Reproduce every record below exactly as written, leaving out any pictures.

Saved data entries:
[Start of section]

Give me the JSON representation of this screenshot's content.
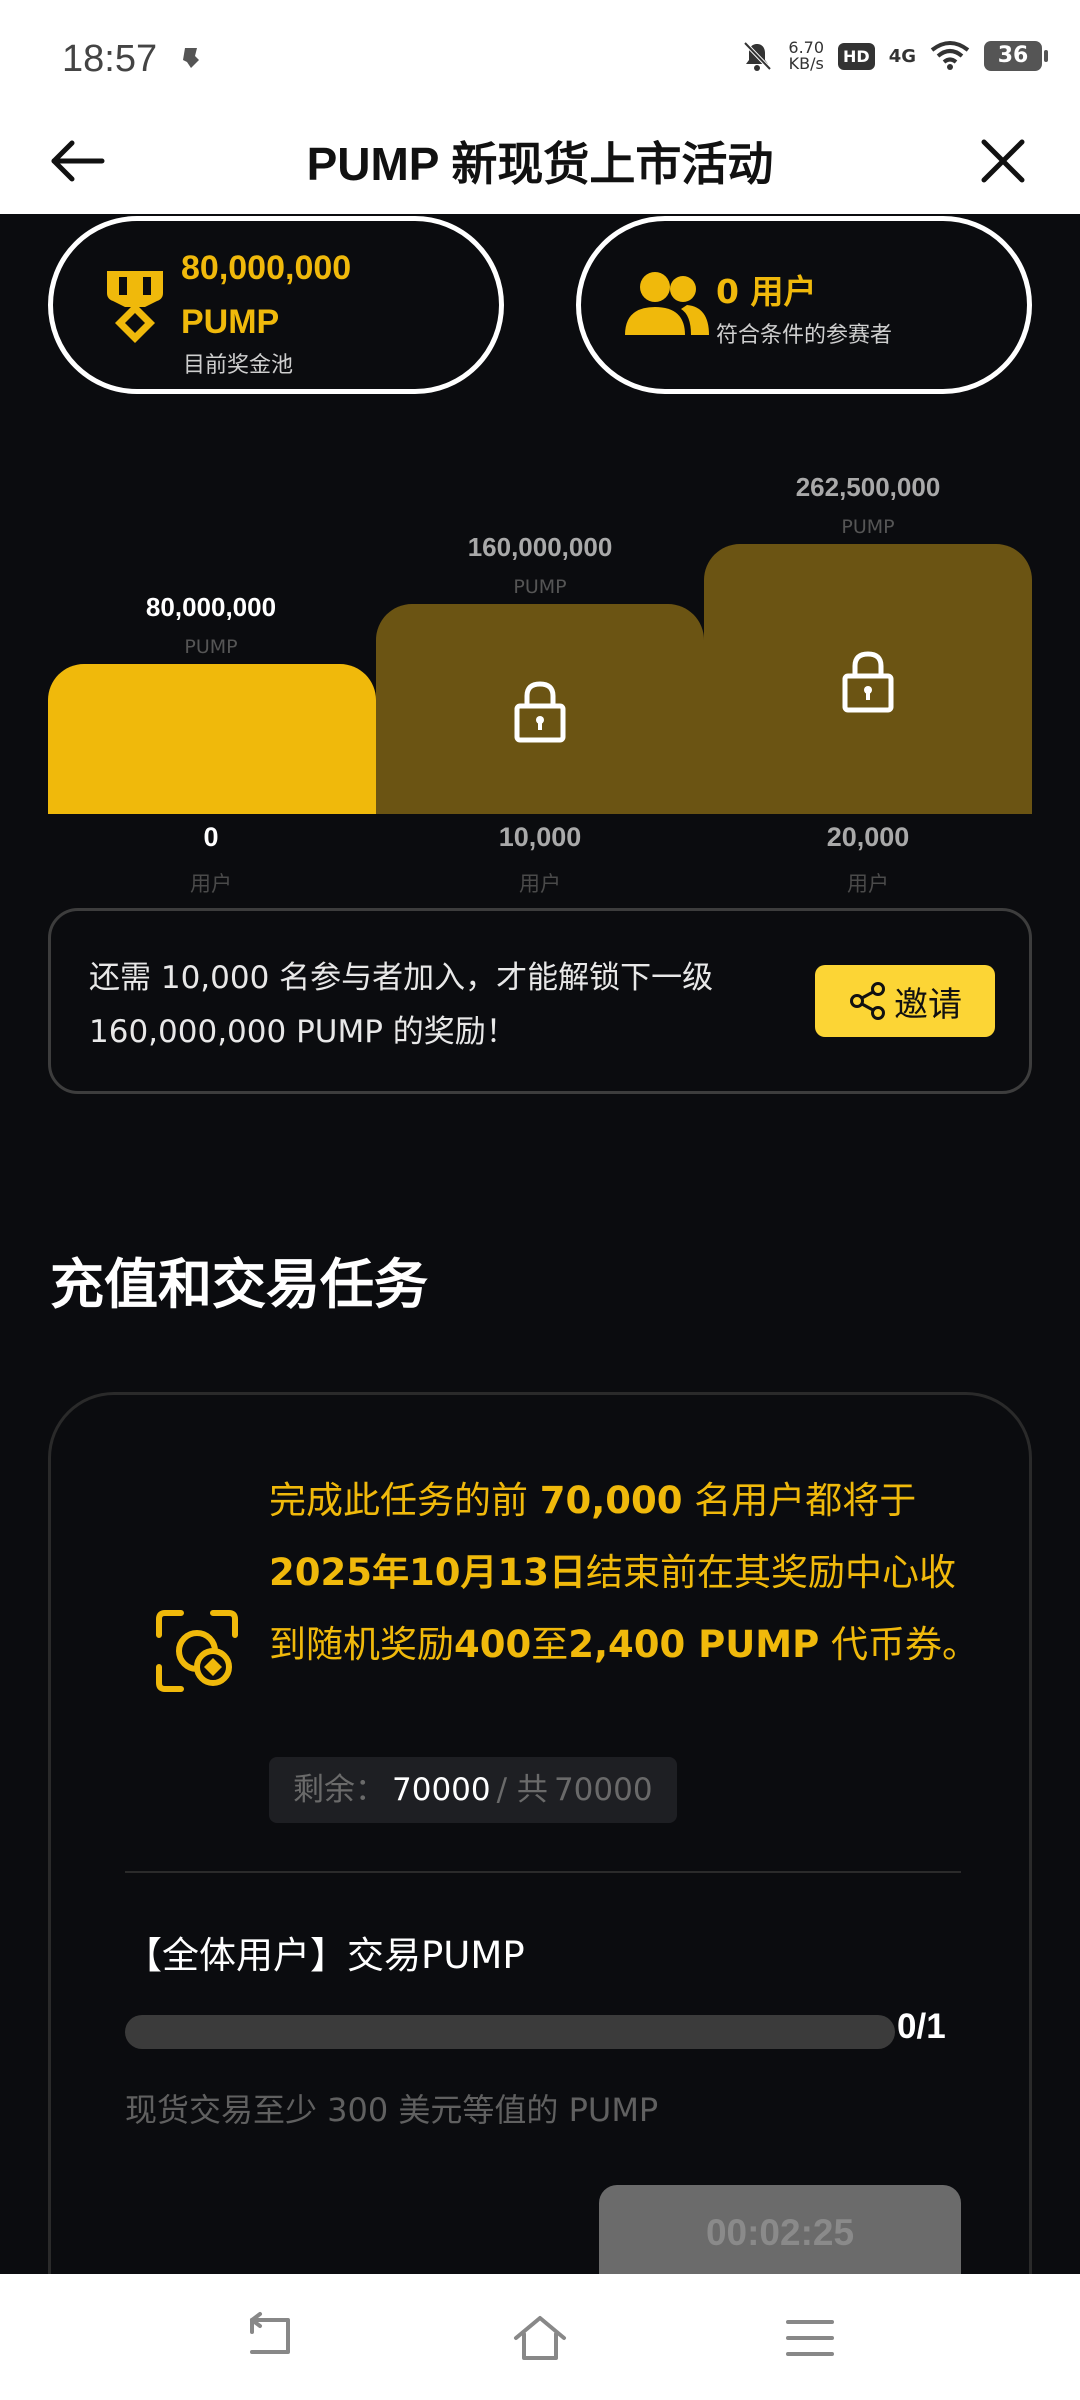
{
  "status_bar": {
    "time": "18:57",
    "speed_value": "6.70",
    "speed_unit": "KB/s",
    "hd": "HD",
    "network": "4G",
    "battery": "36"
  },
  "header": {
    "title": "PUMP 新现货上市活动"
  },
  "pool": {
    "amount": "80,000,000",
    "unit": "PUMP",
    "label": "目前奖金池"
  },
  "participants": {
    "count": "0 用户",
    "label": "符合条件的参赛者"
  },
  "tiers": [
    {
      "reward": "80,000,000",
      "reward_unit": "PUMP",
      "threshold": "0",
      "threshold_unit": "用户",
      "locked": false
    },
    {
      "reward": "160,000,000",
      "reward_unit": "PUMP",
      "threshold": "10,000",
      "threshold_unit": "用户",
      "locked": true
    },
    {
      "reward": "262,500,000",
      "reward_unit": "PUMP",
      "threshold": "20,000",
      "threshold_unit": "用户",
      "locked": true
    }
  ],
  "invite": {
    "text_line1": "还需 10,000 名参与者加入，才能解锁下一级",
    "text_line2": "160,000,000 PUMP 的奖励！",
    "button_label": "邀请"
  },
  "section": {
    "title": "充值和交易任务"
  },
  "task": {
    "desc_p1": "完成此任务的前 ",
    "desc_b1": "70,000",
    "desc_p2": " 名用户都将于 ",
    "desc_b2": "2025年10月13日",
    "desc_p3": "结束前在其奖励中心收到随机奖励",
    "desc_b3": "400",
    "desc_p4": "至",
    "desc_b4": "2,400 PUMP",
    "desc_p5": " 代币券。",
    "remain_label": "剩余：",
    "remain_current": "70000",
    "remain_sep": " / 共 ",
    "remain_total": "70000",
    "subtask_title": "【全体用户】交易PUMP",
    "progress": 0,
    "progress_text": "0/1",
    "requirement": "现货交易至少 300 美元等值的 PUMP",
    "timer": "00:02:25"
  },
  "colors": {
    "accent": "#f0b90b",
    "button_yellow": "#fcd535",
    "locked_bar": "#6b5413",
    "background": "#0b0c0f"
  }
}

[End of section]

* [Finished task]:
Give me the JSON representation of this screenshot's content.
{
  "status_bar": {
    "time": "18:57",
    "speed_value": "6.70",
    "speed_unit": "KB/s",
    "hd": "HD",
    "network": "4G",
    "battery": "36"
  },
  "header": {
    "title": "PUMP 新现货上市活动"
  },
  "pool": {
    "amount": "80,000,000",
    "unit": "PUMP",
    "label": "目前奖金池"
  },
  "participants": {
    "count": "0 用户",
    "label": "符合条件的参赛者"
  },
  "tiers": [
    {
      "reward": "80,000,000",
      "reward_unit": "PUMP",
      "threshold": "0",
      "threshold_unit": "用户",
      "locked": false
    },
    {
      "reward": "160,000,000",
      "reward_unit": "PUMP",
      "threshold": "10,000",
      "threshold_unit": "用户",
      "locked": true
    },
    {
      "reward": "262,500,000",
      "reward_unit": "PUMP",
      "threshold": "20,000",
      "threshold_unit": "用户",
      "locked": true
    }
  ],
  "invite": {
    "text_line1": "还需 10,000 名参与者加入，才能解锁下一级",
    "text_line2": "160,000,000 PUMP 的奖励！",
    "button_label": "邀请"
  },
  "section": {
    "title": "充值和交易任务"
  },
  "task": {
    "desc_p1": "完成此任务的前 ",
    "desc_b1": "70,000",
    "desc_p2": " 名用户都将于 ",
    "desc_b2": "2025年10月13日",
    "desc_p3": "结束前在其奖励中心收到随机奖励",
    "desc_b3": "400",
    "desc_p4": "至",
    "desc_b4": "2,400 PUMP",
    "desc_p5": " 代币券。",
    "remain_label": "剩余：",
    "remain_current": "70000",
    "remain_sep": " / 共 ",
    "remain_total": "70000",
    "subtask_title": "【全体用户】交易PUMP",
    "progress": 0,
    "progress_text": "0/1",
    "requirement": "现货交易至少 300 美元等值的 PUMP",
    "timer": "00:02:25"
  },
  "colors": {
    "accent": "#f0b90b",
    "button_yellow": "#fcd535",
    "locked_bar": "#6b5413",
    "background": "#0b0c0f"
  }
}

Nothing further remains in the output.